I made the mistake of jumping in a massive battleship in game one, which while it looked cool (my primary reason for doing it), did mean I was in financial defecit from the get go and didn’t really figure out how I was going to earn this back. One of the things that became apparent during the game from a modelling perspective was that while we had lots of bigger ships we were lacking a bit when it came to the smaller stuff like fighters.

So with the aim of playing again at the next meeting (and doing a three player game next time – the rules seem to support multiple players very well and I can see that being a lot of fun), I have gone back to the modelling and painting.

This has primarily involved painting up the Red Alert ships, but also sourcing some additional ‘smaller mass’ ships to act as the recon, fighter and bomber wings the rules dictate.

For these I remembered that EM4 Miniatures (who I used to stock when running the store) did inexpensive plastic sprues of spaceships that would fit the bill. I picked a couple of these up and set about basing them on the spare stands I had picked up from PSC. (Interesting it has been pointed out to me that these designs actually hark back to a very old game by I.C.E. called Silent Death).

From a painting perspective both these and the Red Alerts ships were given a variety of base coats with a view to using both drybrushing and contrast paints to quickly get them done. I like the idea of replicating in part that 1970s sci-fi paperback cover style of spaceship, art by the likes of Chris Foss or similar to the old Terran Trade Federation books, so I have gone for quite a colourful palette.

To make them pop a bit more I did some selective highlighting with spot colours to represent lighting and variation in panel colours. I then touched up the bases painting them completely black (to match the tables).

One other idea picked up after playing the first game that I am going to do is to mark on the bases the in-game mass of the ships. This should make it a lot quicker and easier to requisition ships of different sizes during a game.

Next up will be to do some more work on the Bandai ships.

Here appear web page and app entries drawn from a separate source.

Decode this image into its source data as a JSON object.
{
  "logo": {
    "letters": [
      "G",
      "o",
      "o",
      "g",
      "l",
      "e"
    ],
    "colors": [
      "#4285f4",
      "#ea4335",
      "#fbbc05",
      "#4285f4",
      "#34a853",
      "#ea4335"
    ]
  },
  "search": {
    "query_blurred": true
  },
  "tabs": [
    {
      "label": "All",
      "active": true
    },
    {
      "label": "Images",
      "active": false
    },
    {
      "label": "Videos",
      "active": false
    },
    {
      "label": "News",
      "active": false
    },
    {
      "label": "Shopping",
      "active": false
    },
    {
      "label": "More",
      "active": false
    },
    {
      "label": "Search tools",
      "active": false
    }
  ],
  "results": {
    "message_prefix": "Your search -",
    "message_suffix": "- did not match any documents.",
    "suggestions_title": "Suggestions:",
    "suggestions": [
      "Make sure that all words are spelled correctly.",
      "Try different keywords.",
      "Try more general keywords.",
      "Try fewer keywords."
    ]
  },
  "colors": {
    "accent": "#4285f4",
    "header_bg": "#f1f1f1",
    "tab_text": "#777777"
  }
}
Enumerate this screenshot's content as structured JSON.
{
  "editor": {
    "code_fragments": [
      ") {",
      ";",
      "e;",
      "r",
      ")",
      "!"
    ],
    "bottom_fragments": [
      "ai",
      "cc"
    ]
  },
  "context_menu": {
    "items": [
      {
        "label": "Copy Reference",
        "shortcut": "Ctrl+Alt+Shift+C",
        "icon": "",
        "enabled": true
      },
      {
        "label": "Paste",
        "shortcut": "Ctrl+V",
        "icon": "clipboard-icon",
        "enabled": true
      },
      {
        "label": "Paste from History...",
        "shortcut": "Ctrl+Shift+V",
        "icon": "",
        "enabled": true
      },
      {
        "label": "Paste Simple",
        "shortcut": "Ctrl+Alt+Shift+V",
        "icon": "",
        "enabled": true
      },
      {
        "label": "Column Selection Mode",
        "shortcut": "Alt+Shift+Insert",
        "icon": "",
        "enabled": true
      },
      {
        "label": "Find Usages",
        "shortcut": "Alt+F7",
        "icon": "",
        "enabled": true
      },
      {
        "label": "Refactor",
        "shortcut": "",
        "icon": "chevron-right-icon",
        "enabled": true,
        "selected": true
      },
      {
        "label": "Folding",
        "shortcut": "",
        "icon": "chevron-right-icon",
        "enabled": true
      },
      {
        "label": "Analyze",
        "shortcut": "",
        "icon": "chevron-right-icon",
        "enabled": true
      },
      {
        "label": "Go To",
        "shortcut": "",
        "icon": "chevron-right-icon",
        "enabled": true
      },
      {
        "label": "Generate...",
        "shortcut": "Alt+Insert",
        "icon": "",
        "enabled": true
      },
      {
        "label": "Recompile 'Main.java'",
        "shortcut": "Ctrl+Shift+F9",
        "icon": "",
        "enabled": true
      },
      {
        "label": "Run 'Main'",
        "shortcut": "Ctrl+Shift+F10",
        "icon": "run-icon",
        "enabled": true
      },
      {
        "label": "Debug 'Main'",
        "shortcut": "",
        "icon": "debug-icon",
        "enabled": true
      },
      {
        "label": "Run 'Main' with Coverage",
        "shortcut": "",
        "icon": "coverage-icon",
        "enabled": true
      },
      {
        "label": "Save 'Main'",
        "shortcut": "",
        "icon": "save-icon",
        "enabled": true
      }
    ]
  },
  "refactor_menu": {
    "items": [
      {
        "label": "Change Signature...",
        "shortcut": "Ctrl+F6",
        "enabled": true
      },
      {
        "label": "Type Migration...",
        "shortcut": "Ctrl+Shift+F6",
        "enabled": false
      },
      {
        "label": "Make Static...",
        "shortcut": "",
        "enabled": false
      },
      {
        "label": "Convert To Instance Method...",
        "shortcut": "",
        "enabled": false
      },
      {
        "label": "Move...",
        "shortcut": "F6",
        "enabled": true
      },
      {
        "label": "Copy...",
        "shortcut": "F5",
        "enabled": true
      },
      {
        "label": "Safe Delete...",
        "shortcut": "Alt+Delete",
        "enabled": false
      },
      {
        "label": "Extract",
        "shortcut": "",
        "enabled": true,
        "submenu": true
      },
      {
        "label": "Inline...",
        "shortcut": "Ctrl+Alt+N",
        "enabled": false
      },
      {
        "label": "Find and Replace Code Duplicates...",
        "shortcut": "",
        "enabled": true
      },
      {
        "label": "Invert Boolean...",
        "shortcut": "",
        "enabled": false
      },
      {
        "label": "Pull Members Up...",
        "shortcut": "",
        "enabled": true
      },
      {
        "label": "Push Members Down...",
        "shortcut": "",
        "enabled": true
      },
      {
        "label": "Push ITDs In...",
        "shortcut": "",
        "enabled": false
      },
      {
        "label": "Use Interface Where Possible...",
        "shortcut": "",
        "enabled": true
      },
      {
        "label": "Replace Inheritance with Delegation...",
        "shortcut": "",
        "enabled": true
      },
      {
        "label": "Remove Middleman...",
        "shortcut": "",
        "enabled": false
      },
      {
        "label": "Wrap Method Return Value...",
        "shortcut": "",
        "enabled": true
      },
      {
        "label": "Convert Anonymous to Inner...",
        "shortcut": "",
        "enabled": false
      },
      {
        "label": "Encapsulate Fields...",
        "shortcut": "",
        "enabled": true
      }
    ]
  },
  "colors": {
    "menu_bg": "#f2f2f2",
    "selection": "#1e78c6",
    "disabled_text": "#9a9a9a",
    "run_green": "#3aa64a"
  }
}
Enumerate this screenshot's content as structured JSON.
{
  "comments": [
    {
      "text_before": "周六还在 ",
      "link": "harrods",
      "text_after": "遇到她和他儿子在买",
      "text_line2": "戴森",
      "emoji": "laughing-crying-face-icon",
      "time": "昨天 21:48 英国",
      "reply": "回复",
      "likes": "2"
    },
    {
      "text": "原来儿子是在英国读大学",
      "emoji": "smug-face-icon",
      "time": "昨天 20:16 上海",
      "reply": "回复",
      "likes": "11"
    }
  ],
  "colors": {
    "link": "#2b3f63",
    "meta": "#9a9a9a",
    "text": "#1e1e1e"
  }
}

Many of these come with decals or stickers, which once they are applied will be followed by a top coat and them some subtle shading and panel lining.

Of course I would be remiss not to mention 3D printing here, and I have added to my fleets with some resin 3D prints, most of which I sourced from Thingiverse and printed on my Elegoo Mars Pro 2. I picked the designs based on one of my favourite animes from back in the day (based more on my experiences of playing the role-playing game rather than watching the series) – Robotech. These will be painted in a similar way to the PSC and EM4 models.

From a hobby perspective I really like the flexibility the game gives you with fleet modelling (and this is mainly due to the fact as previously mentioned ships are requisition during play rather built into lists beforehand).

I’m looking forward to many more games to come.